Like most towns during the holiday season, Austin brings out their festive lights. However, there are two areas in town known for displaying an awesome array of lights- 37th Street, and the Trail of Lights in Zilker Park.
Starting back in the early 80s, neighbors on 37th Street in Hyde Park came together to create a completely unique Christmas light experience that is creative, wacky, and fun- what today would be deemed as, "Keeping Austin Weird." Resident Jamie Lipman began wildly decorating his home, and his neighbors followed suit. Discarded motorcycles have been wrapped in hundreds of lights, bushes were sculpted into automobiles (including headlights), BBQ cookout scenes were created, and several strands of lights crisscrossed the street. From the rooftop of one house, massive amounts of lights were strung, and every 5 minutes a volcano "erupted" with a cloud of smoke, and the lights turned red, mimicking lava pouring down a mountain. Lipman would go all out, decorating his front and backyard, with thousands of lights, and covering his home in black plastic to have his homemade creations show up better and brighter.
Though the street has gained national attention for its creativity, it has gone through many changes in recent years. Old residents have moved out, and a new crowd moved in. Even Lipman himself moved from 37th Street last year, though he has offered to come back and help set up his famous lights. Time will tell if the new neighbors will keep the spirit of 37th Street alive.
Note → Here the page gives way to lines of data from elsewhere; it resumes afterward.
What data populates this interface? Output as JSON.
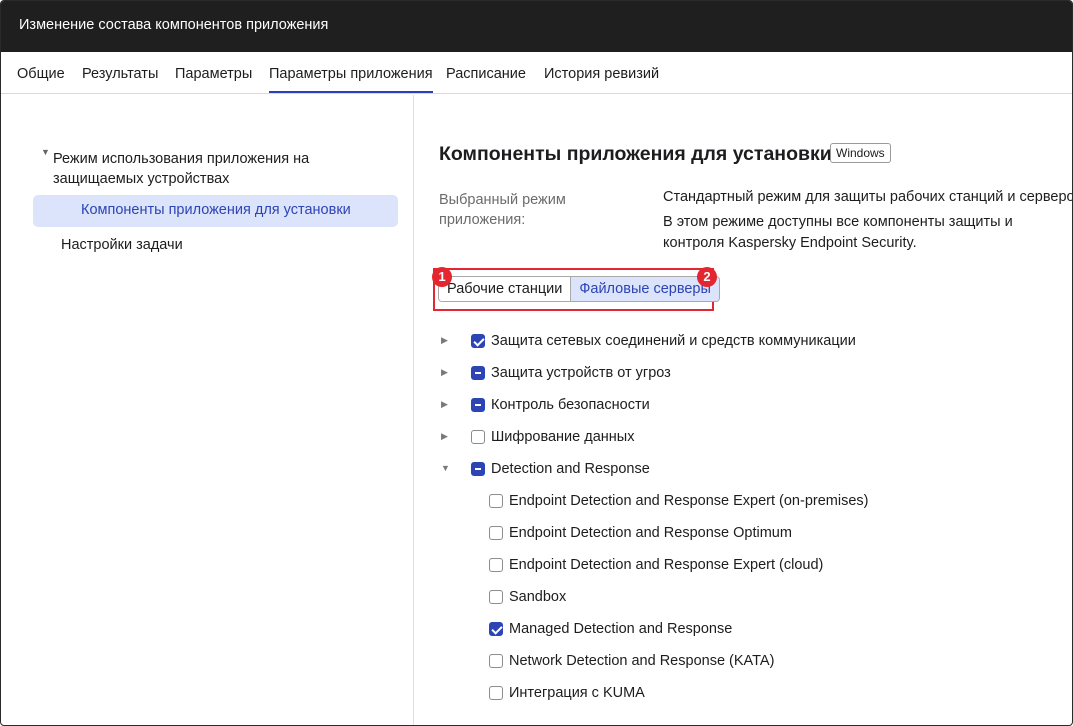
{
  "window": {
    "title": "Изменение состава компонентов приложения"
  },
  "tabs": [
    {
      "label": "Общие"
    },
    {
      "label": "Результаты"
    },
    {
      "label": "Параметры"
    },
    {
      "label": "Параметры приложения",
      "active": true
    },
    {
      "label": "Расписание"
    },
    {
      "label": "История ревизий"
    }
  ],
  "sidebar": {
    "parent": {
      "label": "Режим использования приложения на защищаемых устройствах",
      "expanded": true
    },
    "selected": {
      "label": "Компоненты приложения для установки"
    },
    "other": {
      "label": "Настройки задачи"
    }
  },
  "content": {
    "title": "Компоненты приложения для установки",
    "os_badge": "Windows",
    "mode_label": "Выбранный режим приложения:",
    "mode_value": "Стандартный режим для защиты рабочих станций и серверов",
    "mode_description": "В этом режиме доступны все компоненты защиты и контроля Kaspersky Endpoint Security.",
    "segments": [
      {
        "label": "Рабочие станции",
        "selected": false
      },
      {
        "label": "Файловые серверы",
        "selected": true
      }
    ],
    "markers": [
      "1",
      "2"
    ],
    "components": [
      {
        "label": "Защита сетевых соединений и средств коммуникации",
        "state": "checked",
        "expandable": true,
        "expanded": false
      },
      {
        "label": "Защита устройств от угроз",
        "state": "partial",
        "expandable": true,
        "expanded": false
      },
      {
        "label": "Контроль безопасности",
        "state": "partial",
        "expandable": true,
        "expanded": false
      },
      {
        "label": "Шифрование данных",
        "state": "unchecked",
        "expandable": true,
        "expanded": false
      },
      {
        "label": "Detection and Response",
        "state": "partial",
        "expandable": true,
        "expanded": true,
        "children": [
          {
            "label": "Endpoint Detection and Response Expert (on-premises)",
            "state": "unchecked"
          },
          {
            "label": "Endpoint Detection and Response Optimum",
            "state": "unchecked"
          },
          {
            "label": "Endpoint Detection and Response Expert (cloud)",
            "state": "unchecked"
          },
          {
            "label": "Sandbox",
            "state": "unchecked"
          },
          {
            "label": "Managed Detection and Response",
            "state": "checked"
          },
          {
            "label": "Network Detection and Response (KATA)",
            "state": "unchecked"
          },
          {
            "label": "Интеграция с KUMA",
            "state": "unchecked"
          }
        ]
      }
    ]
  },
  "colors": {
    "accent": "#2d44b5",
    "highlight": "#e3262f",
    "selected_bg": "#dbe4fa",
    "titlebar": "#1f1f1f"
  },
  "icons": {
    "expand_collapsed": "triangle-right-icon",
    "expand_expanded": "triangle-down-icon",
    "tree_expanded": "triangle-down-icon"
  }
}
Boasting 300,000 lights, The Trail of Lights is put on by the city of Austin, and grows bigger every year. The Trail of Lights was originally named "Yule Fest" in 1965, and is a one mile strip of static and moving displays located in Zilker Park. "The 12 Days of Christmas" display was the first created, and still holds a prominent position at the beginning of the trail. Many of the beautiful craggy oak trees have brightly colored lights from the bottom of their trunks to the tips of their highest branches. Along with the 43 lighted displays, shops selling trinkets, hot food and apple cider dot the trail. A variety of local dance troupes perform on the entertainment stage, Santa holds court for a throng of youngsters, and a massive Yule log burns night after night.
For most visitors to the Trail of Lights, their trip begins or ends at the Zilker Tree. Located just south of the trail, the Zilker Tree stands 155 feet tall, and is not really a tree at all, but one of Austin's original moonlight towers. The towers were erected in 1894 as the city's first illumination system, and 17 of the original 31 still stand. The tree hosts 3,309 lights, and children and adults alike can be found underneath the tree with their heads up staring at the lights, and spinning in circles until they crash to the ground. This year's tree lighting ceremony will be held on December 2nd at 6pm, with the Trail of Lights open evenings through December 31st.